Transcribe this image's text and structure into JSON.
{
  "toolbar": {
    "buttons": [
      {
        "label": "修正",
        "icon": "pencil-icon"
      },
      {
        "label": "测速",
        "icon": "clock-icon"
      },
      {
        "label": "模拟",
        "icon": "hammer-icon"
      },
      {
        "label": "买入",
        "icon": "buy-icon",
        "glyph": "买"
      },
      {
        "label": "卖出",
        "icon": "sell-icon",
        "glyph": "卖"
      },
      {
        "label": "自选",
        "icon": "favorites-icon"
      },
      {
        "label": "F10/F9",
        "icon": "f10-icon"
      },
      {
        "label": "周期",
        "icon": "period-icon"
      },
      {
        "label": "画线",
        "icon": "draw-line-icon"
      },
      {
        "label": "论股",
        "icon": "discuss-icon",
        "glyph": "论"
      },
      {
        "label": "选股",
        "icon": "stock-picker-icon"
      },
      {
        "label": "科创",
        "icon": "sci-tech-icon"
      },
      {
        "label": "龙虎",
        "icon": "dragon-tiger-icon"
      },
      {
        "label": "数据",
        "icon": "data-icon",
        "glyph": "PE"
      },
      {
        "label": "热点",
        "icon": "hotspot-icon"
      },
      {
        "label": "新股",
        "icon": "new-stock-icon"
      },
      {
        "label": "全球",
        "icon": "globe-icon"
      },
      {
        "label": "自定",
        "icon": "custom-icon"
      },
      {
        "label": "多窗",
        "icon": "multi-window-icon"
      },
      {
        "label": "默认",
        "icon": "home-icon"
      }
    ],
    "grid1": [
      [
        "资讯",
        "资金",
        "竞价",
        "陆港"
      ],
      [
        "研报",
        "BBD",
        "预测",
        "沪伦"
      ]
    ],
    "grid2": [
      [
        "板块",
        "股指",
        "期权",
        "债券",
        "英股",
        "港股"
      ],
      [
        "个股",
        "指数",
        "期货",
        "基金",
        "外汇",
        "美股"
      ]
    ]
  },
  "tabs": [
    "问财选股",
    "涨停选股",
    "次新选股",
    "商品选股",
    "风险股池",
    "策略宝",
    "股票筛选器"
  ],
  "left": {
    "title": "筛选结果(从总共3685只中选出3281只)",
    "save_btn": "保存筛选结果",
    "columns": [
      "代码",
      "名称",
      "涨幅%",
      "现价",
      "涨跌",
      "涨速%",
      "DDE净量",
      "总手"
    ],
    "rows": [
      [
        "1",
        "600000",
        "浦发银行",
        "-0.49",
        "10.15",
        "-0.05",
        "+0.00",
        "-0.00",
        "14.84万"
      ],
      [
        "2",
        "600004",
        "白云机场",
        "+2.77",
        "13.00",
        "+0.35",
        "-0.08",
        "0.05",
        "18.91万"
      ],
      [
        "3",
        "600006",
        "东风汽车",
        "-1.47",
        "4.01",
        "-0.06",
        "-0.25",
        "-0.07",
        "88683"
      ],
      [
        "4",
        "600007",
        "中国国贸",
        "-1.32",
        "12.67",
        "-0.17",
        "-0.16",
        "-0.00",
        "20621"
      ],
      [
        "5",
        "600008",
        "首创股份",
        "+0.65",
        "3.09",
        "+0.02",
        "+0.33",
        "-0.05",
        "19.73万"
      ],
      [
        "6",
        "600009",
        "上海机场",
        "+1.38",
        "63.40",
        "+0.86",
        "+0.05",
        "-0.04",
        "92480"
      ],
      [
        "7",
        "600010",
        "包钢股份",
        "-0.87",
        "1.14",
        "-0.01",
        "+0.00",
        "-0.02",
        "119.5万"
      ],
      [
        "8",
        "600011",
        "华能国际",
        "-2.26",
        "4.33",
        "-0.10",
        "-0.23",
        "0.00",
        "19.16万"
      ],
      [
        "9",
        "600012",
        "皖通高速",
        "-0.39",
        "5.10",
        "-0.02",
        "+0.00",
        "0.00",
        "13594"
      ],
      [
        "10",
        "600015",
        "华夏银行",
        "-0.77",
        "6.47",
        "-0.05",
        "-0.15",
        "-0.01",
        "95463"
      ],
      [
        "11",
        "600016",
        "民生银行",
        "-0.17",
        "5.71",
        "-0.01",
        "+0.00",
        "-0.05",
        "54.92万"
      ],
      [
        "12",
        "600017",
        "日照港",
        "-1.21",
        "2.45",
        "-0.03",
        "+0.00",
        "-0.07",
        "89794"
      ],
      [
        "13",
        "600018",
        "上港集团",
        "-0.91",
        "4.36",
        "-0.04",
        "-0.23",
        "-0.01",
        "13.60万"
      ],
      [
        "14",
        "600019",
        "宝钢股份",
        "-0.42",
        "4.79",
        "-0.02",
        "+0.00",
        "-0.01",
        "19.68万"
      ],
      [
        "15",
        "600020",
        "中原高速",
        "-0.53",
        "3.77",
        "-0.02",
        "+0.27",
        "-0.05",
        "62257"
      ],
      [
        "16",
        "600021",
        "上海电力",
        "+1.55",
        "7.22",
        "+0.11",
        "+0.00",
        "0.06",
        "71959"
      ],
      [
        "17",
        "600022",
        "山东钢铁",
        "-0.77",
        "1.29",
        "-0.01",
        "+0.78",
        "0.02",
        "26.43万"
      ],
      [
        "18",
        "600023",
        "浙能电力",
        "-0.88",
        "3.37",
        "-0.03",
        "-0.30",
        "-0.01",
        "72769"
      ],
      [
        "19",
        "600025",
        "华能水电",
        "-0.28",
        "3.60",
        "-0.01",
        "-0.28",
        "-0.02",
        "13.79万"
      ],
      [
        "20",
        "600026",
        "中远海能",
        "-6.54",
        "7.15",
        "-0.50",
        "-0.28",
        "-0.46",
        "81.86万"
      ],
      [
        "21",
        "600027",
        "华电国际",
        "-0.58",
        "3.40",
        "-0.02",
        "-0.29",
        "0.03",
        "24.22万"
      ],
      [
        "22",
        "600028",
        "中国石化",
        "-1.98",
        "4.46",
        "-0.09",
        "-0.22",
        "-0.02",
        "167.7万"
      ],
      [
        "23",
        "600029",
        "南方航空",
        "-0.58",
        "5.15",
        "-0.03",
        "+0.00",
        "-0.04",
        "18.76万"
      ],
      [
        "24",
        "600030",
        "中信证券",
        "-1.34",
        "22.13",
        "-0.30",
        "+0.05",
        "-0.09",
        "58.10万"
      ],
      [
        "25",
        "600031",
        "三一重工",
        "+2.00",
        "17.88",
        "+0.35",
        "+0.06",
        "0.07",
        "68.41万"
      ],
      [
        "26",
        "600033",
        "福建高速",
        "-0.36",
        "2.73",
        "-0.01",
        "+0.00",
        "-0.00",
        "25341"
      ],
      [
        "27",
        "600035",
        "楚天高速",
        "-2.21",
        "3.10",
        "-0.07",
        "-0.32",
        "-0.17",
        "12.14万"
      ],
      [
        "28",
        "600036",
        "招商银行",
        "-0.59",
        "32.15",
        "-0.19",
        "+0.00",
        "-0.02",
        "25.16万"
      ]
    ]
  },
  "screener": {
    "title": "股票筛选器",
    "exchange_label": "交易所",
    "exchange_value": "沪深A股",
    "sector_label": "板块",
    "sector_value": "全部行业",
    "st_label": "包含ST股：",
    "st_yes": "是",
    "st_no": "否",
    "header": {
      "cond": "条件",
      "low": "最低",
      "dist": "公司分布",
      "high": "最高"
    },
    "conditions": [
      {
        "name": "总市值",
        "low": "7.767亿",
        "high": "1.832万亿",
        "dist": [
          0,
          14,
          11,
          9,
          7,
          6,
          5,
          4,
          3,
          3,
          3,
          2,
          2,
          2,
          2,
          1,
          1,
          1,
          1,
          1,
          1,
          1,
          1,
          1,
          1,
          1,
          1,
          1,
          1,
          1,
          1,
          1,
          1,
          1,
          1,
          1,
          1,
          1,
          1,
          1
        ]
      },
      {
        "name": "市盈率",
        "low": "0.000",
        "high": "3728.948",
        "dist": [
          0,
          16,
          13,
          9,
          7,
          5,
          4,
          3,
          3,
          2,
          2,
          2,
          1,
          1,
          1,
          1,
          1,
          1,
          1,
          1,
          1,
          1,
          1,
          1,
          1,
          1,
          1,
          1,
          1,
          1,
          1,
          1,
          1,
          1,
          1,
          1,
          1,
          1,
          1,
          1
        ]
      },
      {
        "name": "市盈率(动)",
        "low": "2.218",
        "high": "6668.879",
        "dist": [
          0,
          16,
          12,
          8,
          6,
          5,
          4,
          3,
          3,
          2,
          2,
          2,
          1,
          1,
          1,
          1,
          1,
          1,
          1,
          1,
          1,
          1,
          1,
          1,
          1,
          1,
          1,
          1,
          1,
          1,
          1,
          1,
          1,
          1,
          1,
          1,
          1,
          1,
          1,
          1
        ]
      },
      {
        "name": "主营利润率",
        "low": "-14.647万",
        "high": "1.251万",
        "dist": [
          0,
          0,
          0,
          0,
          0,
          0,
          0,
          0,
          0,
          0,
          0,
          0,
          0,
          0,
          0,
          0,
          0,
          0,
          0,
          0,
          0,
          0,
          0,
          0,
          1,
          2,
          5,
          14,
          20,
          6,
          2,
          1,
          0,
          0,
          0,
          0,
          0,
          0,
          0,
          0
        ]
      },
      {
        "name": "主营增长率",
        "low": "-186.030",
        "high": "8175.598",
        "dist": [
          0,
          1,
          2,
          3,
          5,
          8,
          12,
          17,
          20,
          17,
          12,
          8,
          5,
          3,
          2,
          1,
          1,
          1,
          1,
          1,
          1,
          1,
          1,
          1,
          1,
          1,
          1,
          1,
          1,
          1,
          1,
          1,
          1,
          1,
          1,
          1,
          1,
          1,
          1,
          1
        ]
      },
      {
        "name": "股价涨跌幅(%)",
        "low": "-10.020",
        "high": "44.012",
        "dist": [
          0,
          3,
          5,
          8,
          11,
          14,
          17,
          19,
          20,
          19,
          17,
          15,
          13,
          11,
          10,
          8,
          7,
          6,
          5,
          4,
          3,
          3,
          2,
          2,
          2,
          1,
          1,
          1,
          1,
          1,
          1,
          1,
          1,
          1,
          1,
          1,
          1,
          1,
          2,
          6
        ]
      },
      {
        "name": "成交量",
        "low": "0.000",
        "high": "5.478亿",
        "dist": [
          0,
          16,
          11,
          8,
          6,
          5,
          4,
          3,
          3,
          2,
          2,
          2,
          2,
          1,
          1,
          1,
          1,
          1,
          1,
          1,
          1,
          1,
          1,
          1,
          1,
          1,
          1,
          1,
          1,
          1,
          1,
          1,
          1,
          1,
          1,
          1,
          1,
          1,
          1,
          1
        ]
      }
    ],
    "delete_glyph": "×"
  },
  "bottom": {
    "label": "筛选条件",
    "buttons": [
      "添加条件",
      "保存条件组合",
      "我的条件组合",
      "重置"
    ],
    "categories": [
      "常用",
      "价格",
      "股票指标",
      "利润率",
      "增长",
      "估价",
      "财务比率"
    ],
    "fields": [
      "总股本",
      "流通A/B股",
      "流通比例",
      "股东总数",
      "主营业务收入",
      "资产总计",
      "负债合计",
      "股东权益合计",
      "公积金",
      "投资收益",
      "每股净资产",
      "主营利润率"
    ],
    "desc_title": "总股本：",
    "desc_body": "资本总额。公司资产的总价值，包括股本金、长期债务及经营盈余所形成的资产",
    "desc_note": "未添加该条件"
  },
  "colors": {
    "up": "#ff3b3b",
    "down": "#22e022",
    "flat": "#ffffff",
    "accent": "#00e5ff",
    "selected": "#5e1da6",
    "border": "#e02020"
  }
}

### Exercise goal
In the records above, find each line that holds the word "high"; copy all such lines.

### Response to the exercise
      "high": "最高"
        "high": "1.832万亿",
        "high": "3728.948",
        "high": "6668.879",
        "high": "1.251万",
        "high": "8175.598",
        "high": "44.012",
        "high": "5.478亿",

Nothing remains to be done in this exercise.